• [Try it]
Give the data again in its entirety, exactly as provided.

• [Extracted records]
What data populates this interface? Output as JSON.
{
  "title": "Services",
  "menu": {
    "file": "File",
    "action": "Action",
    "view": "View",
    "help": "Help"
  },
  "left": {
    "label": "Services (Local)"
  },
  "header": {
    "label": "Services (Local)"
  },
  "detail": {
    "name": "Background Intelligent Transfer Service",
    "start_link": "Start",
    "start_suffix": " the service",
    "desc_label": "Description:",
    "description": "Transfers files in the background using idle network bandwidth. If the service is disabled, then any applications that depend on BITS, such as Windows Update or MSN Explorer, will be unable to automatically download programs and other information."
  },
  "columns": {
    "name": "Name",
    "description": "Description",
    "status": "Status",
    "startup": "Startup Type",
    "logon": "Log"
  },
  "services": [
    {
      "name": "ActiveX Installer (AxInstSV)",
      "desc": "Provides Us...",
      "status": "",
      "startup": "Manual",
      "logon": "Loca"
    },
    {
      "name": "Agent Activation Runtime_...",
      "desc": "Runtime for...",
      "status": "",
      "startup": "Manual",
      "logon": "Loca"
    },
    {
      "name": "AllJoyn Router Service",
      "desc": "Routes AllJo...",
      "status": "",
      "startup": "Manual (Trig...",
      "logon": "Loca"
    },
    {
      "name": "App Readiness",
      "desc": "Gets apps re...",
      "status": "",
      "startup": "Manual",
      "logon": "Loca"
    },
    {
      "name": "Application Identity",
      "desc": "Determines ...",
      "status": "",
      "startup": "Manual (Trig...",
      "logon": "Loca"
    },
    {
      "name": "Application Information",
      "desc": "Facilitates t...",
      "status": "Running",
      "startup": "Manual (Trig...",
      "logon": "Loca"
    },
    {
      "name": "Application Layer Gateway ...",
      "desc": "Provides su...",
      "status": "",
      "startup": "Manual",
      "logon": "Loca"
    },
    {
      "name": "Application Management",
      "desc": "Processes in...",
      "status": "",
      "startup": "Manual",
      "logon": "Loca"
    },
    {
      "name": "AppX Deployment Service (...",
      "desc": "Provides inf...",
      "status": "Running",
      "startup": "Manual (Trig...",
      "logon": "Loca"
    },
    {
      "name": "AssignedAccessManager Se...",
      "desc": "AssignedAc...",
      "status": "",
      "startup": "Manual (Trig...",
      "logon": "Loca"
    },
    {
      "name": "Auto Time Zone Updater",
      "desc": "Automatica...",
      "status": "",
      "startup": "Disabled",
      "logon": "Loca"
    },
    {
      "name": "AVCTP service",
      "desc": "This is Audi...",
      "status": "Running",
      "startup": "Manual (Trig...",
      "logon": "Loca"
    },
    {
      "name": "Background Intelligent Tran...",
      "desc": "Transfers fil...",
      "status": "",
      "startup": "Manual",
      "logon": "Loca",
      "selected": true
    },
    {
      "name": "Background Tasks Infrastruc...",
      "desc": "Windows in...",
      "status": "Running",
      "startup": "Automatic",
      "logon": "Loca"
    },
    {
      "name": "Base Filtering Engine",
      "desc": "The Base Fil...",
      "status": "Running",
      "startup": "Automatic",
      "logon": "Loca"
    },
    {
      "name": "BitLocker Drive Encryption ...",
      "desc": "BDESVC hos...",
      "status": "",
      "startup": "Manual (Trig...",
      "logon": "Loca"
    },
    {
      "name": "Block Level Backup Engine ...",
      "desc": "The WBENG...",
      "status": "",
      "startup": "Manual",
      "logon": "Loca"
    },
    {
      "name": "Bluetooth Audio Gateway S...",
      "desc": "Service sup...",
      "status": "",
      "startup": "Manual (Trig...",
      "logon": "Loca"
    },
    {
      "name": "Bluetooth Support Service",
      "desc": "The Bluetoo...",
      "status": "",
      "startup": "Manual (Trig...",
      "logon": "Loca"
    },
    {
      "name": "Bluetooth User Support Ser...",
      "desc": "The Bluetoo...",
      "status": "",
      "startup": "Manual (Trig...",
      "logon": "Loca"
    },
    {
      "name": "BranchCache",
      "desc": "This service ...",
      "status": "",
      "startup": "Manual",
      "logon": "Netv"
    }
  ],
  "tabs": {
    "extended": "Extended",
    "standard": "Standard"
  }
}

• [Output below]
What data populates this interface? Output as JSON.
{
  "title": "Services",
  "menu": {
    "file": "File",
    "action": "Action",
    "view": "View",
    "help": "Help"
  },
  "left": {
    "label": "Services (Local)"
  },
  "header": {
    "label": "Services (Local)"
  },
  "detail": {
    "name": "Background Intelligent Transfer Service",
    "start_link": "Start",
    "start_suffix": " the service",
    "desc_label": "Description:",
    "description": "Transfers files in the background using idle network bandwidth. If the service is disabled, then any applications that depend on BITS, such as Windows Update or MSN Explorer, will be unable to automatically download programs and other information."
  },
  "columns": {
    "name": "Name",
    "description": "Description",
    "status": "Status",
    "startup": "Startup Type",
    "logon": "Log"
  },
  "services": [
    {
      "name": "ActiveX Installer (AxInstSV)",
      "desc": "Provides Us...",
      "status": "",
      "startup": "Manual",
      "logon": "Loca"
    },
    {
      "name": "Agent Activation Runtime_...",
      "desc": "Runtime for...",
      "status": "",
      "startup": "Manual",
      "logon": "Loca"
    },
    {
      "name": "AllJoyn Router Service",
      "desc": "Routes AllJo...",
      "status": "",
      "startup": "Manual (Trig...",
      "logon": "Loca"
    },
    {
      "name": "App Readiness",
      "desc": "Gets apps re...",
      "status": "",
      "startup": "Manual",
      "logon": "Loca"
    },
    {
      "name": "Application Identity",
      "desc": "Determines ...",
      "status": "",
      "startup": "Manual (Trig...",
      "logon": "Loca"
    },
    {
      "name": "Application Information",
      "desc": "Facilitates t...",
      "status": "Running",
      "startup": "Manual (Trig...",
      "logon": "Loca"
    },
    {
      "name": "Application Layer Gateway ...",
      "desc": "Provides su...",
      "status": "",
      "startup": "Manual",
      "logon": "Loca"
    },
    {
      "name": "Application Management",
      "desc": "Processes in...",
      "status": "",
      "startup": "Manual",
      "logon": "Loca"
    },
    {
      "name": "AppX Deployment Service (...",
      "desc": "Provides inf...",
      "status": "Running",
      "startup": "Manual (Trig...",
      "logon": "Loca"
    },
    {
      "name": "AssignedAccessManager Se...",
      "desc": "AssignedAc...",
      "status": "",
      "startup": "Manual (Trig...",
      "logon": "Loca"
    },
    {
      "name": "Auto Time Zone Updater",
      "desc": "Automatica...",
      "status": "",
      "startup": "Disabled",
      "logon": "Loca"
    },
    {
      "name": "AVCTP service",
      "desc": "This is Audi...",
      "status": "Running",
      "startup": "Manual (Trig...",
      "logon": "Loca"
    },
    {
      "name": "Background Intelligent Tran...",
      "desc": "Transfers fil...",
      "status": "",
      "startup": "Manual",
      "logon": "Loca",
      "selected": true
    },
    {
      "name": "Background Tasks Infrastruc...",
      "desc": "Windows in...",
      "status": "Running",
      "startup": "Automatic",
      "logon": "Loca"
    },
    {
      "name": "Base Filtering Engine",
      "desc": "The Base Fil...",
      "status": "Running",
      "startup": "Automatic",
      "logon": "Loca"
    },
    {
      "name": "BitLocker Drive Encryption ...",
      "desc": "BDESVC hos...",
      "status": "",
      "startup": "Manual (Trig...",
      "logon": "Loca"
    },
    {
      "name": "Block Level Backup Engine ...",
      "desc": "The WBENG...",
      "status": "",
      "startup": "Manual",
      "logon": "Loca"
    },
    {
      "name": "Bluetooth Audio Gateway S...",
      "desc": "Service sup...",
      "status": "",
      "startup": "Manual (Trig...",
      "logon": "Loca"
    },
    {
      "name": "Bluetooth Support Service",
      "desc": "The Bluetoo...",
      "status": "",
      "startup": "Manual (Trig...",
      "logon": "Loca"
    },
    {
      "name": "Bluetooth User Support Ser...",
      "desc": "The Bluetoo...",
      "status": "",
      "startup": "Manual (Trig...",
      "logon": "Loca"
    },
    {
      "name": "BranchCache",
      "desc": "This service ...",
      "status": "",
      "startup": "Manual",
      "logon": "Netv"
    }
  ],
  "tabs": {
    "extended": "Extended",
    "standard": "Standard"
  }
}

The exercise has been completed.